Shoup provided assistance to Korean naval forces after their recapture of the chemical tanker Samho Jewelry on 21 January 2011 in the Arabian Sea. The tanker's captain had been shot by pirates holding the vessel and a helicopter from Shoup was used to evacuate him in order for him to receive medical treatment for his injuries.

During her 2013 deployment to the Persian Gulf and Red Sea, Shoup participated in numerous multinational exercises while providing theater security and support of ongoing maritime stability in the region. Shoup returned to homeport on 18 November 2013 following several extensions during what was the longest deployment for a US Navy destroyer since World War II at 313 days.[4]


This article includes information collected from the Naval Vessel Register, which, as a U.S. government publication, is in the public domain.

  1. ^ "ESSM completes OPEVAL with 'flying colors'", Seapower, May 2003.[dead link]
  2. ^ Erickson, Elisabeth; Gutierrez, Chris (8 May 2008). "USS Shoup Tows Disabled Dhow to Safety". United States Navy. Retrieved 16 October 2015. 
  3. ^ Perry, Tony (3 August 2010). "Navy Ship And Boat Collide". Los Angeles Times. pp. AA5. 
  4. ^ Fiege, Gale (18 November 2013). "USS Shoup returns after long deployment". The Herald. Retrieved 16 October 2015. 

External links[edit]

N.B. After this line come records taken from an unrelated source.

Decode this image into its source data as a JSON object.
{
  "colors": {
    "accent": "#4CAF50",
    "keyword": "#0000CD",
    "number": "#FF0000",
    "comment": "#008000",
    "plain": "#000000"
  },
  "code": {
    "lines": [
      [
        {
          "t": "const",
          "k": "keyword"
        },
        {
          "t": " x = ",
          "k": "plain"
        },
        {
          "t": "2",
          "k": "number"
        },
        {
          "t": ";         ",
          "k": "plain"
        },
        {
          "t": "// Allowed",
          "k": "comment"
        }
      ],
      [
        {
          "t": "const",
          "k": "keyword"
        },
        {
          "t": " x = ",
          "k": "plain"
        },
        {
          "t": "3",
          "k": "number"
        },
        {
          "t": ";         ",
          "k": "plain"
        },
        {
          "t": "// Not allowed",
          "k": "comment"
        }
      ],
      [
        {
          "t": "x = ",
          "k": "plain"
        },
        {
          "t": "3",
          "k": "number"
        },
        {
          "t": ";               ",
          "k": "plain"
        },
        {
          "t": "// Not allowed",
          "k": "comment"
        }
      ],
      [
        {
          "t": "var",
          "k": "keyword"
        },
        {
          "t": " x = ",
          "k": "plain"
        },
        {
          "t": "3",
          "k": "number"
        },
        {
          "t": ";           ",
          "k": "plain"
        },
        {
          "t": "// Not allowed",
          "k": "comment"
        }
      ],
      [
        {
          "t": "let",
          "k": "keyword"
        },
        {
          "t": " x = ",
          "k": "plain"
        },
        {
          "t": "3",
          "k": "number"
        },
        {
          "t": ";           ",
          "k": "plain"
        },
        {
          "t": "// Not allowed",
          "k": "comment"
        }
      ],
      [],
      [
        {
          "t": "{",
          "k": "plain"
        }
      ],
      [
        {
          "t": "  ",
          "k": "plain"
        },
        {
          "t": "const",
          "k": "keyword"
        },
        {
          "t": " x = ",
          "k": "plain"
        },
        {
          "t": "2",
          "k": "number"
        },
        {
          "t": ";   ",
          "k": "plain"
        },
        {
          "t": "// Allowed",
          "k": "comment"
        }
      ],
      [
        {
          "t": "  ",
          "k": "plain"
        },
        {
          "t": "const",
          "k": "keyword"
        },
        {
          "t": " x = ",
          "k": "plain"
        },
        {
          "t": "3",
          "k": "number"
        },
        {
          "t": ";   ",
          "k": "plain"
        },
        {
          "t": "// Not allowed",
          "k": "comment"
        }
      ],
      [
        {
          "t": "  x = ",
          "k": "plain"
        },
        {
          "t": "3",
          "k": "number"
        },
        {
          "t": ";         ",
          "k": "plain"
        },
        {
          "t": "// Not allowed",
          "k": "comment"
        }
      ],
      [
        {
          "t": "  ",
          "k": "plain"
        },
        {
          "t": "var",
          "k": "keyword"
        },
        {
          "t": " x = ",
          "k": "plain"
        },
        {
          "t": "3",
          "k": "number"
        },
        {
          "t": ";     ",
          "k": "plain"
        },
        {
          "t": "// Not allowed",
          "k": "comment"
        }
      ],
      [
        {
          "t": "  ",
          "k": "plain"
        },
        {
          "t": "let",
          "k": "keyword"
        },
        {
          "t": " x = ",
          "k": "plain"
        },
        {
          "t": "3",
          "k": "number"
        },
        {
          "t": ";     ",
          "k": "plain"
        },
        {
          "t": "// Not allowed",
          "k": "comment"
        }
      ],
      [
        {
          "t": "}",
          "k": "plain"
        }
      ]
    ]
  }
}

Shoup in the South China Sea, April 2006
Shoup in Portland, Oregon for the Rose Festival Fleet Week, June 2009